South Africa Leaves Interest Rates at 8.25% in Split Vote, Rand Falls

The South African Reserve Bank (SARB) kept its benchmark repo interest rate at 8.25% at its July 2023 meeting as markets had expected. The decision was split three members of the bank’s monetary policy committee voted for the pause, two advocated for a further increase of 0.25 percentage points. “Have interest rates peaked? The answer is a resounding no,” said Kganyago at a press conference. “Is this the end of the hiking cycle? No, it is not. It depends on the data and risks, that is what it boils down to.”
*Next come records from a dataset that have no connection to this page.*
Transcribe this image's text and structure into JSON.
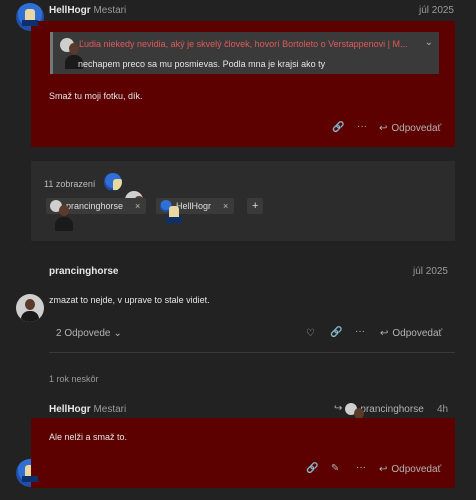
{
  "colors": {
    "page_bg": "#222222",
    "red_post": "#5c0000",
    "quote_title": "#e05a5a"
  },
  "post1": {
    "username": "HellHogr",
    "user_title": "Mestari",
    "date": "júl 2025",
    "quote": {
      "title": "Ľudia niekedy nevidia, aký je skvelý človek, hovorí Bortoleto o Verstappenovi | M...",
      "text": "nechapem preco sa mu posmievas. Podla mna je krajsi ako ty"
    },
    "body": "Smaž tu moji fotku, dík.",
    "reply_label": "Odpovedať"
  },
  "summary": {
    "views": "11 zobrazení",
    "chips": [
      {
        "label": "prancinghorse",
        "close": "×",
        "avatar_icon": "person-avatar"
      },
      {
        "label": "HellHogr",
        "close": "×",
        "avatar_icon": "blue-avatar"
      }
    ],
    "add": "+"
  },
  "post2": {
    "username": "prancinghorse",
    "date": "júl 2025",
    "body": "zmazat to nejde, v uprave to stale vidiet.",
    "replies_label": "2 Odpovede",
    "reply_label": "Odpovedať"
  },
  "gap": {
    "label": "1 rok neskôr"
  },
  "post3": {
    "username": "HellHogr",
    "user_title": "Mestari",
    "reply_to": "prancinghorse",
    "age": "4h",
    "body": "Ale nelži a smaž to.",
    "reply_label": "Odpovedať"
  },
  "icons": [
    "link-icon",
    "more-icon",
    "reply-icon",
    "heart-icon",
    "edit-icon",
    "chevron-down-icon",
    "add-icon"
  ]
}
The move triggered selling in the rand to 17.915 against the US dollar, around 0.25% weaker than its previous close. At one point it was down as much as 0.53%.

SARB Board 2022
South African Interest Rates
South Africa Interest Rate

Mamello Matikinca-Ngwenya, chief economist at South African bank FNB, said: “To insulate their ability to reach the 4.5 per cent inflation target in the medium term, the hiking cycle may be resumed. Most likely, interest rates will remain higher for longer.”

South Africa Inflation

  • South African inflation slowed to 5.4 per cent in June, falling below the upper end of a bank target of 3-6 per cent for the first time since April 2022.
  • Excluding food and non-alcoholic beverages, the measure fell below 4.5 per cent.
  • Overall price rises are “forecast to sustainably revert to the midpoint of the target range by the third quarter of 2025,” the bank said.
  • “Serious upside risks to the inflation outlook remain,” it added.

“The job is not done,” said Lesetja Kganyago, central bank governor. “We’re ready to deploy our tools to tackle this monster that’s eating the income of South Africans. We believe we’ve turned the corner [but] there are still risks on the horizon.”

SARB Governor Lesetja Kganyago said during a press briefing.

South Africa Growth

SARB also revised its growth forecasts higher

  • SARB adjusted its 2023 GDP forecast, with the economic growth now expected at 0.4%, a slight increase from the previous estimate of 0.3%.

“South Africa’s economic conditions appear to have improved,” the bank said in its MPC statement/ Longer-term outlook remained uncertain amid ongoing power cuts, logistical bottlenecks and as sustained food price pressures pose a risk to inflation.

The high rates further weigh on household consumption spending those accounts for about two-thirds of South African GDP. Higher interest rates make it more expensive for consumers to borrow as they confront a cost-of-living crisis stoked by high food prices.

South Africa’s Markets Reaction

“Given upside inflation risks, larger domestic and external financing needs, and loadshedding, further currency weakness appears likely,” Kganyago said.

  • The move triggered selling in the rand to 17.915 against the US dollar, around 0.25% weaker than its previous close. At one point it was down as much as 0.53%.
  • The rand is along way off the record low after the last decision where it traded 2.4% weaker, hitting a record low of 19.7640.
  • The yield curve steepened aggressively post the rate hike with fiscal fears of poor growth prospects.

Last meeting the rand weakened after Kganyago said that tighter global financial conditions raise the risk profiles of economies needing foreign capital. Daily electricity rationing and logistics-network constraints, the recent gray listing of the country by the Paris-based Financial Action Task Force and allegations by the US that Pretoria supplied weapons to Russia have all fed into the rand’s steep decline this year. via BBG

Source SARB

From The Traders Community Research Desk